**** WORKING DATA
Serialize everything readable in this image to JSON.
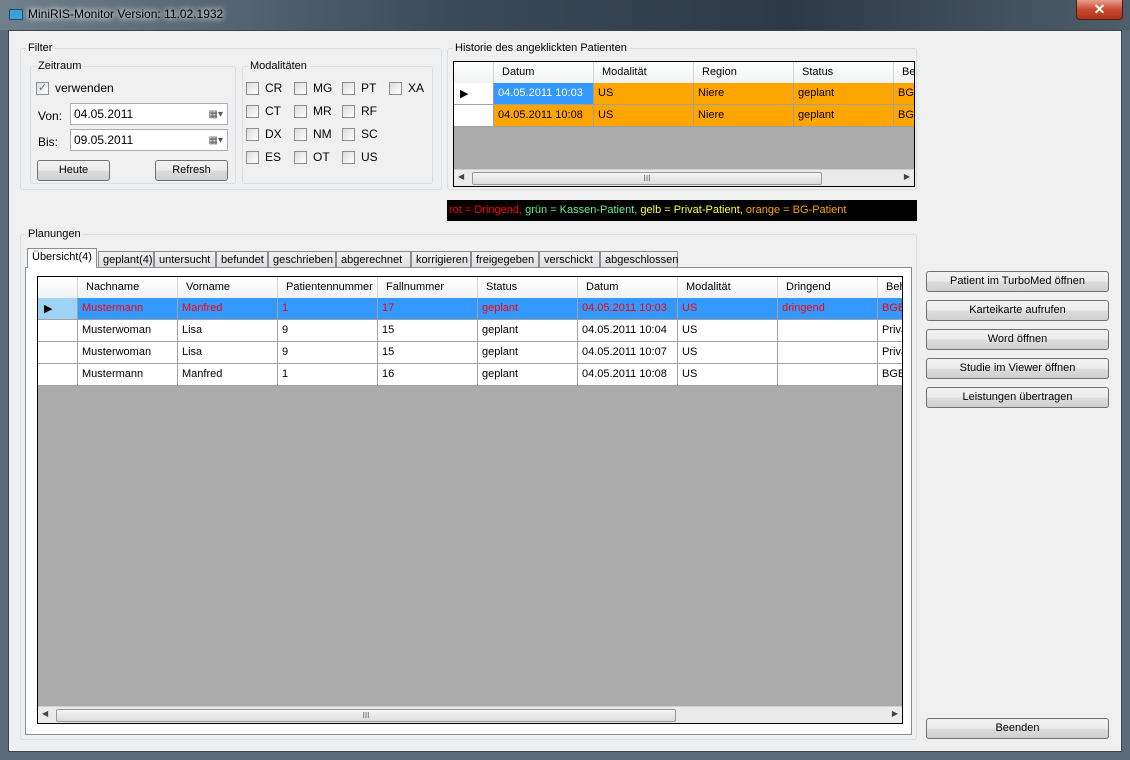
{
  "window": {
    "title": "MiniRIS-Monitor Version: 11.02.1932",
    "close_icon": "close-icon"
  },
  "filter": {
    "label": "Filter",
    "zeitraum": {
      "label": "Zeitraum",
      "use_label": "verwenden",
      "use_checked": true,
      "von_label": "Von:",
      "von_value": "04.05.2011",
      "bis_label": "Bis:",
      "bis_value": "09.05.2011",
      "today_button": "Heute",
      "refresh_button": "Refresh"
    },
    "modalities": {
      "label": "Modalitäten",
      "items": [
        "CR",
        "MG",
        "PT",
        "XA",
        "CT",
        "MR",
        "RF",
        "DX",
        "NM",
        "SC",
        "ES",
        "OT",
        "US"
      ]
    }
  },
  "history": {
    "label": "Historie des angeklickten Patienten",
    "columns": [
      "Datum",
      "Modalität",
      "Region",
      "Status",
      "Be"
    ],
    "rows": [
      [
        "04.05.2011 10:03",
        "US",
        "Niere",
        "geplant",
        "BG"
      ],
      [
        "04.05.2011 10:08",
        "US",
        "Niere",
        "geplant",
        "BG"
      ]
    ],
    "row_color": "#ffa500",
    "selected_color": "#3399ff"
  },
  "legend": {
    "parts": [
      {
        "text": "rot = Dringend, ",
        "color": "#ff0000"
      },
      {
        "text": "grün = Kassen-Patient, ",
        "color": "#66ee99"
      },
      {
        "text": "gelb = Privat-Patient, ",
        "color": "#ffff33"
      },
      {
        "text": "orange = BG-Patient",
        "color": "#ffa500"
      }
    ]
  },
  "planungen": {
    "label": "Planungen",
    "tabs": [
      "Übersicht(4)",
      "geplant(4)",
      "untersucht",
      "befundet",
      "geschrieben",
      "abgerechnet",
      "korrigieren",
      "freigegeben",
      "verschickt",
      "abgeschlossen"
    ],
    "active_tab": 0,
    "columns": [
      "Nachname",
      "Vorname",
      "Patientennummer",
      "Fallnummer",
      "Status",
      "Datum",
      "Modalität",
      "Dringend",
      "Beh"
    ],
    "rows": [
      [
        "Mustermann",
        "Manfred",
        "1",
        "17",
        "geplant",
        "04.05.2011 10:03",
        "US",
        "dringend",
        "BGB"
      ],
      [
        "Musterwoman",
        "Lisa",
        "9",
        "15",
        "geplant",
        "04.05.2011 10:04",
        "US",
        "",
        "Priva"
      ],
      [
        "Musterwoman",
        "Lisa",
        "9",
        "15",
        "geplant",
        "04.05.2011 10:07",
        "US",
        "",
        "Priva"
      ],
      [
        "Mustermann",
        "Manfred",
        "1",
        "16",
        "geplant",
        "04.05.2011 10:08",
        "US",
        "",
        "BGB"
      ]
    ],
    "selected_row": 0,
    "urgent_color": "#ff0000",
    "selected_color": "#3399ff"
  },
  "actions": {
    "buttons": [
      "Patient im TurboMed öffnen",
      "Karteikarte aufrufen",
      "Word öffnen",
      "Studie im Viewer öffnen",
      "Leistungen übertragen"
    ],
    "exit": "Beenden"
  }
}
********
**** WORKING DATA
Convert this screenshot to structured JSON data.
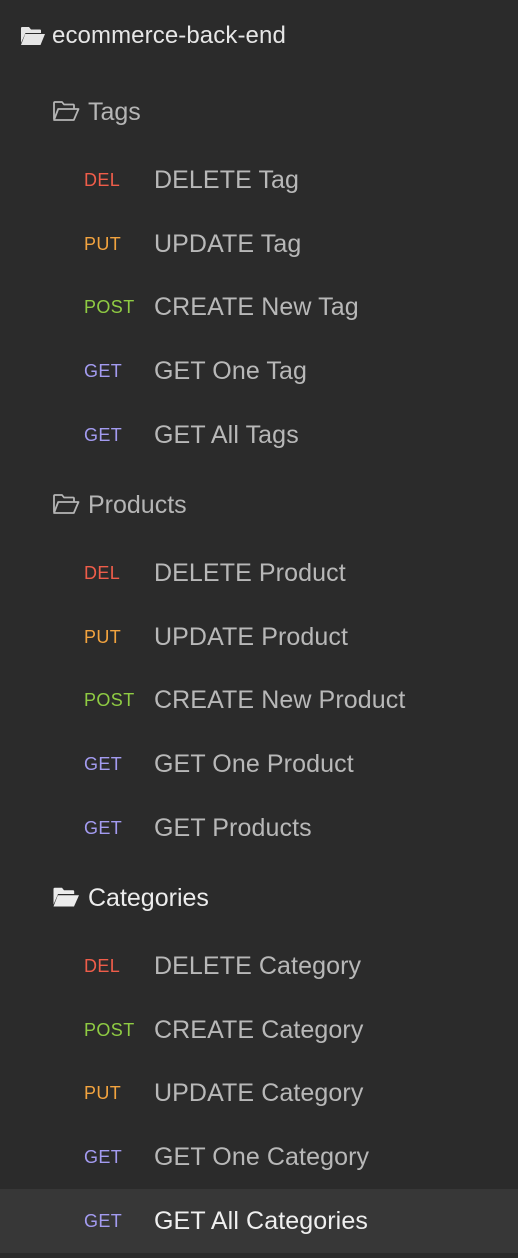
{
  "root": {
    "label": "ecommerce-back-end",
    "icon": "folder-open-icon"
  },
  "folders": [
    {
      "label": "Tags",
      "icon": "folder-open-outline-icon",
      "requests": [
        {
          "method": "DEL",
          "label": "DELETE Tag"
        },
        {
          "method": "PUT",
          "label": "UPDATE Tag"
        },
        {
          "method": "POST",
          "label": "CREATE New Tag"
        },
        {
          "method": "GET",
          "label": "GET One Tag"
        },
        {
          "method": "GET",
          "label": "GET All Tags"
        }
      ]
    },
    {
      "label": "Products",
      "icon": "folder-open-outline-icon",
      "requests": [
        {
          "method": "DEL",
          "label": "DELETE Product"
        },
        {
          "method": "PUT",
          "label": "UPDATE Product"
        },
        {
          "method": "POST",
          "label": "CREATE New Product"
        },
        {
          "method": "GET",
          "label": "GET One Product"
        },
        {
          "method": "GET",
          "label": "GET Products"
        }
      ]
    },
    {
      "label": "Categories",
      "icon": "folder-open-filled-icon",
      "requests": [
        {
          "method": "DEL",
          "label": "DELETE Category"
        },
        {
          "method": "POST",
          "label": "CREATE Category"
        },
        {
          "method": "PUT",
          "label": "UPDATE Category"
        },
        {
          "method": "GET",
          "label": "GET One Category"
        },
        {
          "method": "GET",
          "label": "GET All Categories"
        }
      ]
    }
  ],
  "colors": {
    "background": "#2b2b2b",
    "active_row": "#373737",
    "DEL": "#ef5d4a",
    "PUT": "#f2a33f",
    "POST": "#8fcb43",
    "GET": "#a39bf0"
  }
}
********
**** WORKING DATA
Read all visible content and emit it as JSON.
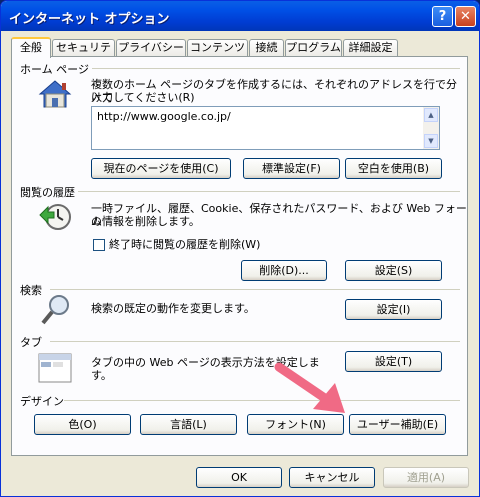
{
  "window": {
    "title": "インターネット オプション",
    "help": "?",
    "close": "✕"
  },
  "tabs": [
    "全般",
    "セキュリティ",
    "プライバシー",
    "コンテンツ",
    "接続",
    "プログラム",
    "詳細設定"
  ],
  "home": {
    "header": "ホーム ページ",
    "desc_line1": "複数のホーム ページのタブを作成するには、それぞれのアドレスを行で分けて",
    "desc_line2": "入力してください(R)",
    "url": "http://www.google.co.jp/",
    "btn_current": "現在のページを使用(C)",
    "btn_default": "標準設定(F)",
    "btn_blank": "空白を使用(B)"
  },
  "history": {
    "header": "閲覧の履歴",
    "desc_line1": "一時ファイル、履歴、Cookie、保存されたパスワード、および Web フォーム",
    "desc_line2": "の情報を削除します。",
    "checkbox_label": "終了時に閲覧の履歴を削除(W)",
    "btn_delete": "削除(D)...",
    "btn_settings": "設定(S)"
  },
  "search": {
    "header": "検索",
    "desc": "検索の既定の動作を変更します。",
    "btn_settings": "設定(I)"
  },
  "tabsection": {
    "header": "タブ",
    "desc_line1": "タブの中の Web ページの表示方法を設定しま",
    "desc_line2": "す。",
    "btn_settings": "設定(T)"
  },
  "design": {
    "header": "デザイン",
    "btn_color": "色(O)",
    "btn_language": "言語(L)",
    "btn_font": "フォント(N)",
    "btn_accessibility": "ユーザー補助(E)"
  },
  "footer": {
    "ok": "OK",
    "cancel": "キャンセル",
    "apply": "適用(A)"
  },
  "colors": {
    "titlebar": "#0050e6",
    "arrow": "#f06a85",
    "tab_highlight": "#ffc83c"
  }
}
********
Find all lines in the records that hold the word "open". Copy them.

    "icon": "folder-open-icon"
      "icon": "folder-open-outline-icon",
      "icon": "folder-open-outline-icon",
      "icon": "folder-open-filled-icon",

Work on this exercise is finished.